For example, the Sahara desert in Africa, the Gobi desert in Asia are the areas of most notable, where the Barchan dunes are found.

Seif or Longitudinal Dunes
  • These dunes are named as ‘Seif’ after the Arabic word means ‘Sword’.
  • These are long narrow, linear dunes that are formed due to the bidirectional wind or oriented in a direction parallel to the prevailing wind.
  • Here bidirectional wind means two or more winds blowing at acute angles to each other.
  • The height of these dunes is around 90 to 300 meters.
  • The length of these dunes is up to 160 km or in some areas it reaches up to 300 km and so, visible in the satellite image.

For example, These dunes are very common in the Sahara desert, Libya, and Southern Iran.
These dunes are also named as Longitudinal due to its long axed and ridges extend along the resultant direction of sand movement.

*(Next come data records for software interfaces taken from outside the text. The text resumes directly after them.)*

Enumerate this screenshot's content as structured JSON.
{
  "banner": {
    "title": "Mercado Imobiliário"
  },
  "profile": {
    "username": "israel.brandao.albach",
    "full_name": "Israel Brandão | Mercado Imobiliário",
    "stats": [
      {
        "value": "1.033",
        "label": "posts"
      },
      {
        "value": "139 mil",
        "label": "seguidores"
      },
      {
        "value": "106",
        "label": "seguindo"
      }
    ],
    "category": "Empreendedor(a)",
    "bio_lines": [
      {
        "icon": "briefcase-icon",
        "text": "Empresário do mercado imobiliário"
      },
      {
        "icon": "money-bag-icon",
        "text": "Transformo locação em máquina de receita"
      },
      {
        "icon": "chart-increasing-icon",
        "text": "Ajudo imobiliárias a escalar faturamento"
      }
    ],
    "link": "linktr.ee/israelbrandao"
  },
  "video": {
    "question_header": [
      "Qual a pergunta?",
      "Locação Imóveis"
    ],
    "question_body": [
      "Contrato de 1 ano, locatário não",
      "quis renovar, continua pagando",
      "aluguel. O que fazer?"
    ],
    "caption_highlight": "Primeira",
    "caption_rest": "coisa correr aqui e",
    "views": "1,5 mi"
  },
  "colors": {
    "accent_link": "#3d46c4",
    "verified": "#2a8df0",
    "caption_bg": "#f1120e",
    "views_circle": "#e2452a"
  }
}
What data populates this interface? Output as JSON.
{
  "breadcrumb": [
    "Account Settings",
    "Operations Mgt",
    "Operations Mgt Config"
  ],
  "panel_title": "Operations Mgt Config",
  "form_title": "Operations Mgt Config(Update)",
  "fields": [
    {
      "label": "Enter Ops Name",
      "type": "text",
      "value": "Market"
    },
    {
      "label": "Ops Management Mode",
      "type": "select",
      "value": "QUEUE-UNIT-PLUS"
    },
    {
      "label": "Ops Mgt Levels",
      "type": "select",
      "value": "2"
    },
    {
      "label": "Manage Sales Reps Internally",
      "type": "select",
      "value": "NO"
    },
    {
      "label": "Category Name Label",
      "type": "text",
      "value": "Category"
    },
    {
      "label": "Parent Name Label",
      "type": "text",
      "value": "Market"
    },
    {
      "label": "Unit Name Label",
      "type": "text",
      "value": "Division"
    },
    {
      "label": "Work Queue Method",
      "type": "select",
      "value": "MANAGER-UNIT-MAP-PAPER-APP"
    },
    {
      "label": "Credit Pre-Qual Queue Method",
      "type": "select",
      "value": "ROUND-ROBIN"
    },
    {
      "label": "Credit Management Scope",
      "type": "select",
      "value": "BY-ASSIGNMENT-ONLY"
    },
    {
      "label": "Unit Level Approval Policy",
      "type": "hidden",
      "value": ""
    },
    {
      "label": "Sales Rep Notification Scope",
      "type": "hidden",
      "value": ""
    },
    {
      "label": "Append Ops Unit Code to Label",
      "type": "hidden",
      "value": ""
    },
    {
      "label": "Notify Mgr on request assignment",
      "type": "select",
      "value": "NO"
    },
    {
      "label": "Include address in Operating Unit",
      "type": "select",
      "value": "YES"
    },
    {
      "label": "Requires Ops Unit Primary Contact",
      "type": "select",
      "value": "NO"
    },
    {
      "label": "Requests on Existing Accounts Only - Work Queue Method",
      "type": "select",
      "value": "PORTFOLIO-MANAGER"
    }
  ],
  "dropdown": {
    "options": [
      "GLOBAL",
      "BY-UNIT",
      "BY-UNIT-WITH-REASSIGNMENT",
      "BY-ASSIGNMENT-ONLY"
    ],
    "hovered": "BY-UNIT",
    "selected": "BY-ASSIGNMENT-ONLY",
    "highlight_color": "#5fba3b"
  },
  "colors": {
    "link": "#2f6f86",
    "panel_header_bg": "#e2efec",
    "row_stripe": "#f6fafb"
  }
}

Star Dune
  • These dunes look like a star shape that is why known as star dunes.
  • These are formed in areas when the direction of the wind changes a lot, frequently.
    The winds which blow in one direction results to form star dunes.

  • These dunes have three or more than three ‘arms’ usually irregularly shaped. Every dune has its own peak.
  • The height of star dunes is found up to 500 meters.

They are found in deserts of Sahara, Central Asia, and Namibia.

Transverse Dunes
  • These are long, large, strongly asymmetrical elongated dunes, lying at right angles to the prevailing wind direction.
  • These dunes are formed when the wind blows only in one direction.
  • These dunes are in a wavy line and parallel to each other.
  • They also formed a deep valley between their neighboring dunes.
  • They generally form in areas of sparse vegetation and abundant sand in coastal areas.
Parabolic Dunes
  • These dunes are U-shaped or V-shaped mounds of sand with elongated arms that extend upwind behind the central part of the dune.
  • These dunes have only one set of arms that trail upwind, behind the leading nose.
  • They do not attain much height.
  • These are generally found in the semi-arid and coastal regions.

2. Ripple Marks

These are formed when winds or water currents flow across loose sand or sediments. Ripple Marks are the wavy shaped ridges that are formed in response to the wind blowing along with the layer of loose sand and sediments. They are of two types:

  1. Symmetrical ripple marks
  2. Asymmetrical ripple marks

3. Loess

It is derived from the German word ‘Loss’. These are aeolian sediments which are formed by the accumulation of windblown silt or dust. When the windblown away along with the very fine particles of sand and soil, deposit it into the far areas.

  • Loess is homogeneous, porous, friable, pale yellow or buff, typically non-stratified and often calcareous.
  • Loess soils are among the most fertile soils in the world.

Found in the Great Plains of North America, Northern China, Central Europe, and parts of Russia and Asia.

All these above-mentioned landforms are just a little preview of nature’s creation on this Earth, many millions to know.

Tell me that, do you really think these landforms are formed by the wind in the long term?
Write to me with your honest opinion, information, and insight on the topic, which will definitely inspire us.